### Work instructions:
Count the lines that contain the string "JSON" in the records beneath, and respond with the number only.

### Extracted entries:
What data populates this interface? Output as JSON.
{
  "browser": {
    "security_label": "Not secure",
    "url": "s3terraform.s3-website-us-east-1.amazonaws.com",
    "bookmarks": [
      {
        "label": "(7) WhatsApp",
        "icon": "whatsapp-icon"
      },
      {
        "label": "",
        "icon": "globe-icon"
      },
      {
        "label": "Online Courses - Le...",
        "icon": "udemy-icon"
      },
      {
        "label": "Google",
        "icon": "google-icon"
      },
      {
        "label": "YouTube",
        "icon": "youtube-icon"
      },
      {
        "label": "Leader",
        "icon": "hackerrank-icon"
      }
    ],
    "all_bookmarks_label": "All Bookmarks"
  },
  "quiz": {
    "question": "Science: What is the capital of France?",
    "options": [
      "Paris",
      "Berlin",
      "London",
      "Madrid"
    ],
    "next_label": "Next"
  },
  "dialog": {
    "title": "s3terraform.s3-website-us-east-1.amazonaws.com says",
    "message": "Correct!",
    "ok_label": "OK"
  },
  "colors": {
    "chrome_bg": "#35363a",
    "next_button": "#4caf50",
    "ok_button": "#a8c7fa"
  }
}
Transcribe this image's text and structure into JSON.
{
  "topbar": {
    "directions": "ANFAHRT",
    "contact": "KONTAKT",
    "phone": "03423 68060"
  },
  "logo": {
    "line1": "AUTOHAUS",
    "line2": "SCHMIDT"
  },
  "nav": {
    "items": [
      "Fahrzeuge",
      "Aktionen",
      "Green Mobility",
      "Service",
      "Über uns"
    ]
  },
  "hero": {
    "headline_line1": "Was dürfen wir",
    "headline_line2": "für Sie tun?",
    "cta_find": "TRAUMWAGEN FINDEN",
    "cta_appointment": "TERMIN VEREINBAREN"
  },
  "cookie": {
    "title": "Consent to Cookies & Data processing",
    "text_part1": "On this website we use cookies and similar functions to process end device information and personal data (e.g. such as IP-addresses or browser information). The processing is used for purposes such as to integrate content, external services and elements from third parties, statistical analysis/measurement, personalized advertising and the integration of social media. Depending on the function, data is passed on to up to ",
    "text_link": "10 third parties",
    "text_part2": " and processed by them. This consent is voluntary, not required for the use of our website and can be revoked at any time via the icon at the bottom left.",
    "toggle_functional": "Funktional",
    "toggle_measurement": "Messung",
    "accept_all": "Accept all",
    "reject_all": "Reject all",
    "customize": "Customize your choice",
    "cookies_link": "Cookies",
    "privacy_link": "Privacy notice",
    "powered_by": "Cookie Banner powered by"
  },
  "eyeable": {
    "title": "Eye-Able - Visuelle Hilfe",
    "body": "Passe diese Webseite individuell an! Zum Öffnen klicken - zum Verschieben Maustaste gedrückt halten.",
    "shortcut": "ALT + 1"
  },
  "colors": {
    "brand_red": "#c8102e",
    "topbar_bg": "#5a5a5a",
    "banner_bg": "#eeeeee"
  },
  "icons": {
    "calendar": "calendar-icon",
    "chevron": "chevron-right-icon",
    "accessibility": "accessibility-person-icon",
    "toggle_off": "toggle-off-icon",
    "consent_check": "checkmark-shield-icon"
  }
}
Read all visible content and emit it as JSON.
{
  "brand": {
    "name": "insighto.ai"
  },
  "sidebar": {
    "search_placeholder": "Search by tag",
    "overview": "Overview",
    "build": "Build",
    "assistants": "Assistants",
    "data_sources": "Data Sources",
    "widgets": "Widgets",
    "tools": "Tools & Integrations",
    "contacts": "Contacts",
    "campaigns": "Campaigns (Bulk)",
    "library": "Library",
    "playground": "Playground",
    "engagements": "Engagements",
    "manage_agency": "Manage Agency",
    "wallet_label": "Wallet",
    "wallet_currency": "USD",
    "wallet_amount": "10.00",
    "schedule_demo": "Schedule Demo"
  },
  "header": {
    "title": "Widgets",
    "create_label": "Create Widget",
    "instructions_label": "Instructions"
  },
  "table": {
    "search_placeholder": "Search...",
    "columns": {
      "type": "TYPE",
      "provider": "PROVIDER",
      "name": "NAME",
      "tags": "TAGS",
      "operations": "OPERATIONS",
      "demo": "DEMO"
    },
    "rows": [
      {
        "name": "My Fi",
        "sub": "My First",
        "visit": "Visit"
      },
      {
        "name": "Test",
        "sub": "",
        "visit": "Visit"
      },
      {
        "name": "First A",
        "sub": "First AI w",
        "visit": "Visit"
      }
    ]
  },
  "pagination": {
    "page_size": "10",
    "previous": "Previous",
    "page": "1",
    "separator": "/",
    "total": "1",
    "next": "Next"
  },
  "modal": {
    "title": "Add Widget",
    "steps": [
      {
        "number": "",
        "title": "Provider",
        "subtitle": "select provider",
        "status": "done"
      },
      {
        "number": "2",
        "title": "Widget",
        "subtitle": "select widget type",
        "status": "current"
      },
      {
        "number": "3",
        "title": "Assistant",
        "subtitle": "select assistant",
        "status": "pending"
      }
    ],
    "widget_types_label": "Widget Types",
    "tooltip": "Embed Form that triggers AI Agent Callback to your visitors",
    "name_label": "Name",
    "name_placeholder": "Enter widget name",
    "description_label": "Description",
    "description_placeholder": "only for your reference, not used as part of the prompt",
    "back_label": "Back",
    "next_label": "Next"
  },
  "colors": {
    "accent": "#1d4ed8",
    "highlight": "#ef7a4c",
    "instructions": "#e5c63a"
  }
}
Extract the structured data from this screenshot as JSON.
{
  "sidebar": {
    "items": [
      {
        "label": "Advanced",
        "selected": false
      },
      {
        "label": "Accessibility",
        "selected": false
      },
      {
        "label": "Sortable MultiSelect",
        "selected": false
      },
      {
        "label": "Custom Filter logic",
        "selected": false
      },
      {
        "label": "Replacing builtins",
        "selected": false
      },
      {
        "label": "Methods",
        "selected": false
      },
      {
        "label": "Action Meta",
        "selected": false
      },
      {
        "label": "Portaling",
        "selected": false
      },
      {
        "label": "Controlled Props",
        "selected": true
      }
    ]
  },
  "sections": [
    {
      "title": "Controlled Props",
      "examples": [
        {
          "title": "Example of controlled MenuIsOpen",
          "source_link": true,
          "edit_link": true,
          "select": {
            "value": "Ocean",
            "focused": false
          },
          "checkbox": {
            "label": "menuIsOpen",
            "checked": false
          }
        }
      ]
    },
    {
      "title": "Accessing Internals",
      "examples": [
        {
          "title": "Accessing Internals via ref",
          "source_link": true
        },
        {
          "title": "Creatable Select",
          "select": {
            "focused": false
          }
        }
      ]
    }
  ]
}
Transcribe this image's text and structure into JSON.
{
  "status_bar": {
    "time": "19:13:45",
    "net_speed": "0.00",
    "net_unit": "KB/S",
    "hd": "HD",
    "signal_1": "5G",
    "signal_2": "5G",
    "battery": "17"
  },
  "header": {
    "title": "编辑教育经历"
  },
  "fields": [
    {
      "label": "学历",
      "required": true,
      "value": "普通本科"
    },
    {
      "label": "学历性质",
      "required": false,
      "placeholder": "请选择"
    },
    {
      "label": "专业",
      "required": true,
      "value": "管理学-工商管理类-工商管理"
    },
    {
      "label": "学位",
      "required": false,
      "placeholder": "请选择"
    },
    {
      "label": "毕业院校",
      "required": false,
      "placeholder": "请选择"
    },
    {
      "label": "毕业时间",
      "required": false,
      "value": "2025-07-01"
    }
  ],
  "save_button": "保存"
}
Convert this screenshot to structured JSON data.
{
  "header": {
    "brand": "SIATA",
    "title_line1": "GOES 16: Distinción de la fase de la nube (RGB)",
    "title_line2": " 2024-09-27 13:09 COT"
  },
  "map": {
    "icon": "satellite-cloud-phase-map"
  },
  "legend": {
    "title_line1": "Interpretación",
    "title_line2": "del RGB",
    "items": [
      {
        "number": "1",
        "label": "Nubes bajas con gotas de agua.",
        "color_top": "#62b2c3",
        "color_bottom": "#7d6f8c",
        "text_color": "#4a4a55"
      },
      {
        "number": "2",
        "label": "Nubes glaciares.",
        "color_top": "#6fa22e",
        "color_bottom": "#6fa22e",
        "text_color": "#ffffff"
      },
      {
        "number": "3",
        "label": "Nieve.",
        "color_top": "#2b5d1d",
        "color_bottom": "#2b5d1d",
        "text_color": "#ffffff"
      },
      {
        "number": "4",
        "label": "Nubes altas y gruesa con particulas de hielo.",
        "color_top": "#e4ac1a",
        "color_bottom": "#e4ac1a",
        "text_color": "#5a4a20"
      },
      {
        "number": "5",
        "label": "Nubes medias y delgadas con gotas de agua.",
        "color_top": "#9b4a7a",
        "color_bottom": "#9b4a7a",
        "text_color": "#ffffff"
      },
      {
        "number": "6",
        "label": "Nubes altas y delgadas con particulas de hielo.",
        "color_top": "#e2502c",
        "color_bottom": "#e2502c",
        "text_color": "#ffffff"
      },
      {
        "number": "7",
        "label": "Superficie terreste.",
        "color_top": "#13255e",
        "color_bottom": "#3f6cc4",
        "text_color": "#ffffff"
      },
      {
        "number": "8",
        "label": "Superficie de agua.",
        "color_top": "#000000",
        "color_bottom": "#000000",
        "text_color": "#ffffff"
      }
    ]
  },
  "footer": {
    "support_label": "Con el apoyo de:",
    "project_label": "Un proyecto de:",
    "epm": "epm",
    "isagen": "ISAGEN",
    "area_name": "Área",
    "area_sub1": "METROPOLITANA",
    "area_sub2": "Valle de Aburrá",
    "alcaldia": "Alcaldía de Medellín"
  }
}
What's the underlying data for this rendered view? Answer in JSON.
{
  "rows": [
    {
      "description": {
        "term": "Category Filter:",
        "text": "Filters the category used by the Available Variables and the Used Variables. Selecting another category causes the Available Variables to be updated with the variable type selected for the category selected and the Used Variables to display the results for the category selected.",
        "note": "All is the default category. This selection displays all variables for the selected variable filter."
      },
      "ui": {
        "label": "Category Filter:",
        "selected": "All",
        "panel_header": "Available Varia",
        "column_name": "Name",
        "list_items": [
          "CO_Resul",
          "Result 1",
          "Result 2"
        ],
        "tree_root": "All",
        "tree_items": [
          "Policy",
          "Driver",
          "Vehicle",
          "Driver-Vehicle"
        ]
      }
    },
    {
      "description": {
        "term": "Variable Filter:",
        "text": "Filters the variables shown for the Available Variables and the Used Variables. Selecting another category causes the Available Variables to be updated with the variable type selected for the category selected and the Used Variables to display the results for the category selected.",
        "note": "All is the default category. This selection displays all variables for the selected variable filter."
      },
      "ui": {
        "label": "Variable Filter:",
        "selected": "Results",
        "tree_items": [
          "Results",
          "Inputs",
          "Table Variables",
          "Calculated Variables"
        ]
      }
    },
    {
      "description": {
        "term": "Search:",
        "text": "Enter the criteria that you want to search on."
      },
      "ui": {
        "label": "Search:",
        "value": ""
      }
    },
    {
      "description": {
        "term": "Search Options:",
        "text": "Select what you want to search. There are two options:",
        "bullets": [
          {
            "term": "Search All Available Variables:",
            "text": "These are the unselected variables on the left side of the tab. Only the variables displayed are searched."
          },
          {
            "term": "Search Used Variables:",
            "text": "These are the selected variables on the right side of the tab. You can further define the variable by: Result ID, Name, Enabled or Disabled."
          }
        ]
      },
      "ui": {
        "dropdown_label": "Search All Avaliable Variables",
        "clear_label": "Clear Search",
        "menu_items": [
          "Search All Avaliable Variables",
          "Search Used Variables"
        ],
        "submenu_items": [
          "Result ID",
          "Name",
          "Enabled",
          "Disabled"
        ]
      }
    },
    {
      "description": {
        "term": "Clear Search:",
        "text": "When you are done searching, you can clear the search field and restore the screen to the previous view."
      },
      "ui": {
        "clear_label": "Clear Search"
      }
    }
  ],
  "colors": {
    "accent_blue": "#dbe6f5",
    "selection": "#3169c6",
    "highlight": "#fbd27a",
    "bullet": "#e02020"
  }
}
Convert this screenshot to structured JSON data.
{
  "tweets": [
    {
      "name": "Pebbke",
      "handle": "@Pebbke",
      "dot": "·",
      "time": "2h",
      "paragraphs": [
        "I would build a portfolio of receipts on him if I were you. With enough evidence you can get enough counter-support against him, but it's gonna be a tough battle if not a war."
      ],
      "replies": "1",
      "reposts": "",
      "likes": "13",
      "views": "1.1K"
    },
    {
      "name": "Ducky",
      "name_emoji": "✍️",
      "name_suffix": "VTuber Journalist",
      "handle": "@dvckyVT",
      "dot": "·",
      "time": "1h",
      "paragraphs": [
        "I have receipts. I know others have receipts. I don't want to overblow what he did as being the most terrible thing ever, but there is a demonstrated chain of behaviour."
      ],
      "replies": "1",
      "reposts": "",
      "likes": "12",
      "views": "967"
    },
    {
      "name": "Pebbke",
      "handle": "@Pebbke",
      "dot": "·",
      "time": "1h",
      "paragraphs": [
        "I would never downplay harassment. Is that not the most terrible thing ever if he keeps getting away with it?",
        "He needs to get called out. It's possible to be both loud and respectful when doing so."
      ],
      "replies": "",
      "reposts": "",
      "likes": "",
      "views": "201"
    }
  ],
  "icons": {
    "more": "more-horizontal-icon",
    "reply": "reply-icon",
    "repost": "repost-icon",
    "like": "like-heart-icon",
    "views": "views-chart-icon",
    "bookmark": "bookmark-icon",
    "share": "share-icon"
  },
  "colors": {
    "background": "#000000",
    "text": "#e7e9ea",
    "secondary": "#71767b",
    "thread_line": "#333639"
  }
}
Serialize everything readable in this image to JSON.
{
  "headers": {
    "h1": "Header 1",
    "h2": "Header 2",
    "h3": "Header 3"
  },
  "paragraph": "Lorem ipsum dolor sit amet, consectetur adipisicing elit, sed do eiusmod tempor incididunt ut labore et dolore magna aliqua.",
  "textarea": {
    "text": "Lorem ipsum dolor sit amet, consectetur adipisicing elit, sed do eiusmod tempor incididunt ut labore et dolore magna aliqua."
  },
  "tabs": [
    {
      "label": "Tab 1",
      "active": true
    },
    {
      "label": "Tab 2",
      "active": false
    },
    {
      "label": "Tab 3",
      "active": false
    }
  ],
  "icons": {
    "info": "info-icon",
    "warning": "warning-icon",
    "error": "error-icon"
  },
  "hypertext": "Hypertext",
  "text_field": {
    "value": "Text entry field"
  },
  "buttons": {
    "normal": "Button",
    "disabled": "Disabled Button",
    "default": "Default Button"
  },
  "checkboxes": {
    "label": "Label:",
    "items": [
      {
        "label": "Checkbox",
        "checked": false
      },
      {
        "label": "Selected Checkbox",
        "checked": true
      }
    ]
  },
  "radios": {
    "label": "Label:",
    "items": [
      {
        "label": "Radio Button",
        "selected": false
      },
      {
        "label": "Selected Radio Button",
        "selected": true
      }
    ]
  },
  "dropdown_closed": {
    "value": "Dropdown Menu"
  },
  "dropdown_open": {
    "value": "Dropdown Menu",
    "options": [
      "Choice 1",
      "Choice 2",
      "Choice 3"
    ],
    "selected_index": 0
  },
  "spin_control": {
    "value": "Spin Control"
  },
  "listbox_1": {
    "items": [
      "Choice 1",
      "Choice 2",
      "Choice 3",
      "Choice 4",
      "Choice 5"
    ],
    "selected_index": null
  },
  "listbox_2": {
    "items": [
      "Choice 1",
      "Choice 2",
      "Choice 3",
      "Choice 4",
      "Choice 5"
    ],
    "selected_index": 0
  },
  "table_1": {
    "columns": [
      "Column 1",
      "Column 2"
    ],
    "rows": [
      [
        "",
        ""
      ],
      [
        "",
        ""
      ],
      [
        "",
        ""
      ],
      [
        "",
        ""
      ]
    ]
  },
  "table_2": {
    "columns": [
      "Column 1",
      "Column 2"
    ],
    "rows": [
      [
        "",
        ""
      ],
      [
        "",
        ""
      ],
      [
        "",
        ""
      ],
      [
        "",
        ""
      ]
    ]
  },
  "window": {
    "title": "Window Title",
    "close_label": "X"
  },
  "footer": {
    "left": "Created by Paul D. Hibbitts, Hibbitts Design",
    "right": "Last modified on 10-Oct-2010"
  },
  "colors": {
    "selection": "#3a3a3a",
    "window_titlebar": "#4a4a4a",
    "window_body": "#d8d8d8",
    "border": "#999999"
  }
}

### Exercise result:
9